N.S. company wins tidal energy berth, must retrieve stranded Cape Sharp turbine | CBC News

Published September 2, 2020 • Source

A Nova Scotia tidal energy company has won the competition to fill the vacant berth at the Fundy Ocean Research Centre for Energy site in Parrsboro, N.S.

As part of the agreement, Big Moon Power must remove the failed Cape Sharp tidal turbine that is still sitting on the ocean floor in the Bay of Fundy.

"Big Moon is extremely pleased to have won this procurement from the province of Nova Scotia and to continue our efforts to advance the tidal industry in Canada," stated Big Moon chair Lynn Blodgett in a news release.

Big Moon Power has provided a security deposit of $4.5 million related to its commitment to retrieve the tidal turbine. The 1,300-tonne turbine has been stranded on the bottom of the Minas Passage since 2018 when a parent company of Cape Sharp Tidal Venture, OpenHydro Group Ltd., filed for liquidation.

"Obviously, we were looking for parties that were well qualified and have adequate technical capabilities," said John Dalton, the president of Power Advisory LLC, the company that oversaw the call for proposals. "[Big Moon] satisfied all those requirements as well as provided the desired financial security."

Big Moon Power is no stranger to tidal power research in the Bay of Fundy. It has experimented with prototypes in Scots Bay. Big Moon's technology, called a Kinetic Keel, allows it to harness tidal power without installing anything on the ocean floor.

With authority from Energy Minister Derek Mombourquette, Big Moon Power has been granted a marine renewable-electricity licence, which includes the design, construction and operation of eight 500 kilowatt in-stream tidal energy generators. No generation is allowed until an environmental monitoring plan is submitted.

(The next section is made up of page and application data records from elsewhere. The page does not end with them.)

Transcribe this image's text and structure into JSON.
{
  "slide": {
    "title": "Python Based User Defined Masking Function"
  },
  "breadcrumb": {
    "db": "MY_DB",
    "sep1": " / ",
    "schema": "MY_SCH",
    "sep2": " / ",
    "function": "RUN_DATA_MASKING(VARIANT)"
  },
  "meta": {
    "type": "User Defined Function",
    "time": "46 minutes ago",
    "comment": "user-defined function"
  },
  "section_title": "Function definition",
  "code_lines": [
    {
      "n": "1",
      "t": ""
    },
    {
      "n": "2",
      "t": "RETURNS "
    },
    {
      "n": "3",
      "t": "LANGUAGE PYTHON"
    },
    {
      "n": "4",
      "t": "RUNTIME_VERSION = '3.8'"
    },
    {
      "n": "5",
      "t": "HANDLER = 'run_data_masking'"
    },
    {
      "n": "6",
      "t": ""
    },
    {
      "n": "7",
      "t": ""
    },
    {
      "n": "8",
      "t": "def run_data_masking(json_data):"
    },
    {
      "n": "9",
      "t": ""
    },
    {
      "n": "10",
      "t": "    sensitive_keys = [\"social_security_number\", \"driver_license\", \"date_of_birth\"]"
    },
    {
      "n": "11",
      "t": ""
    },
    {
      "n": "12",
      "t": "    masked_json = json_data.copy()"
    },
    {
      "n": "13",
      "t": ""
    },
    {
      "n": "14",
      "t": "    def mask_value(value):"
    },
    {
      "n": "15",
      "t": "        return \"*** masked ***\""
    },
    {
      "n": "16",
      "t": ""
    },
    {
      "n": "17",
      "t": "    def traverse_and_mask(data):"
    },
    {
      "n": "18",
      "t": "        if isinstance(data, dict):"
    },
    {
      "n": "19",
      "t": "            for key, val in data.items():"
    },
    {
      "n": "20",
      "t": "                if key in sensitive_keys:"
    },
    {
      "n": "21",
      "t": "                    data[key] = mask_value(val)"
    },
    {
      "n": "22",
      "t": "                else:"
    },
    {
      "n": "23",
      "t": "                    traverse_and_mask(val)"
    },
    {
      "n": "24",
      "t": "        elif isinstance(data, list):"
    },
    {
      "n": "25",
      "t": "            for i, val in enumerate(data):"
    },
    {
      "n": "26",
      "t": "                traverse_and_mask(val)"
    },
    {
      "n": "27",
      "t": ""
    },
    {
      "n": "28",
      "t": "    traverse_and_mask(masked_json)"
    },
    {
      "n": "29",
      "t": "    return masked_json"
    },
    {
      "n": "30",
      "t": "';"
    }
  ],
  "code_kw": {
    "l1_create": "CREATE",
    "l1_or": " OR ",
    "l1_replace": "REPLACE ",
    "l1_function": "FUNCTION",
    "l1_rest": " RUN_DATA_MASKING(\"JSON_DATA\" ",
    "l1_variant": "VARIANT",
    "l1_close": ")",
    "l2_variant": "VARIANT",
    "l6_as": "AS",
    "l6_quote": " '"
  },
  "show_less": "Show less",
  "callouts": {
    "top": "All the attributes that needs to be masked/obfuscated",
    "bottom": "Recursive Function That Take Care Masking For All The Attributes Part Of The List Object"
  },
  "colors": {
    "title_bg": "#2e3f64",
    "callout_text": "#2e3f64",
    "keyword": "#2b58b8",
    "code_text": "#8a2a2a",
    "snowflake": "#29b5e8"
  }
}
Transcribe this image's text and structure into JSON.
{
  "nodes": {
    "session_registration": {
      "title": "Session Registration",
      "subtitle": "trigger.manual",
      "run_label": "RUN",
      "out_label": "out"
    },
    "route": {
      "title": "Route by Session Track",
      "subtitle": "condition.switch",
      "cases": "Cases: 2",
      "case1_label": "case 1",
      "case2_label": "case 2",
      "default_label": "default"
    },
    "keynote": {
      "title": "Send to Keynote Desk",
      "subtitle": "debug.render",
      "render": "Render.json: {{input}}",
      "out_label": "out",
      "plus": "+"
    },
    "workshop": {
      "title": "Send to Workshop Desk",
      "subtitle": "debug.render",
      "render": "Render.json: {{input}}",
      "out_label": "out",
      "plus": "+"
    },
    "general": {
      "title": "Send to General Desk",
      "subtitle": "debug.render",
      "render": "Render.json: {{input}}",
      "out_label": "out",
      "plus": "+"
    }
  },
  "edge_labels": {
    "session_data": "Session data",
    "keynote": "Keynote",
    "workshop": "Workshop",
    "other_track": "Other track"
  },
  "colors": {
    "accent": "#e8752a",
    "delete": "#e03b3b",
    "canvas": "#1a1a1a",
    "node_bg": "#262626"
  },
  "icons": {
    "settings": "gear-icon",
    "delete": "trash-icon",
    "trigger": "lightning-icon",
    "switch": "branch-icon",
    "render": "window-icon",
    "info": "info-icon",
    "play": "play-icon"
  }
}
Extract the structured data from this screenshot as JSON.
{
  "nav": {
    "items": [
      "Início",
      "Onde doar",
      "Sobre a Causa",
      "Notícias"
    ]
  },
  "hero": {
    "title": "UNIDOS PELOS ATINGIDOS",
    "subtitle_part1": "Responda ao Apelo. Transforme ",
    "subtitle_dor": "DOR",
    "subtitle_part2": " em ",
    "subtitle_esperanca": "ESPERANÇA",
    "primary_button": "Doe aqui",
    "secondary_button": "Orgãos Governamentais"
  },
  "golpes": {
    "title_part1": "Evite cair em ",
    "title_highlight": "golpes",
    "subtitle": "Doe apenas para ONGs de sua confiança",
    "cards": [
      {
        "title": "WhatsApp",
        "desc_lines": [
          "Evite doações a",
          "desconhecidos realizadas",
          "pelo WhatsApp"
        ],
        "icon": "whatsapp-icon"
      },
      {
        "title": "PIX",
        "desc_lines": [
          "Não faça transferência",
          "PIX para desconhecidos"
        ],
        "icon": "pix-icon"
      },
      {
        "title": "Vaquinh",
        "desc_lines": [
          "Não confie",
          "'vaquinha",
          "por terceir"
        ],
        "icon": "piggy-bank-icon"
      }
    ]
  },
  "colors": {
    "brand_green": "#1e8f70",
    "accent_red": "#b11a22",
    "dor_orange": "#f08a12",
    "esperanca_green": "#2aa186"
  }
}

The removal of the Cape Sharp turbine may not happen anytime soon. Big Moon Power must submit and have a retrieval plan approved by the province and has a deadline of Dec. 31, 2024, to raise the turbine.

In an interview with CBC News last year, Mombourquette said he hoped the turbine would be out of the water by October 2020.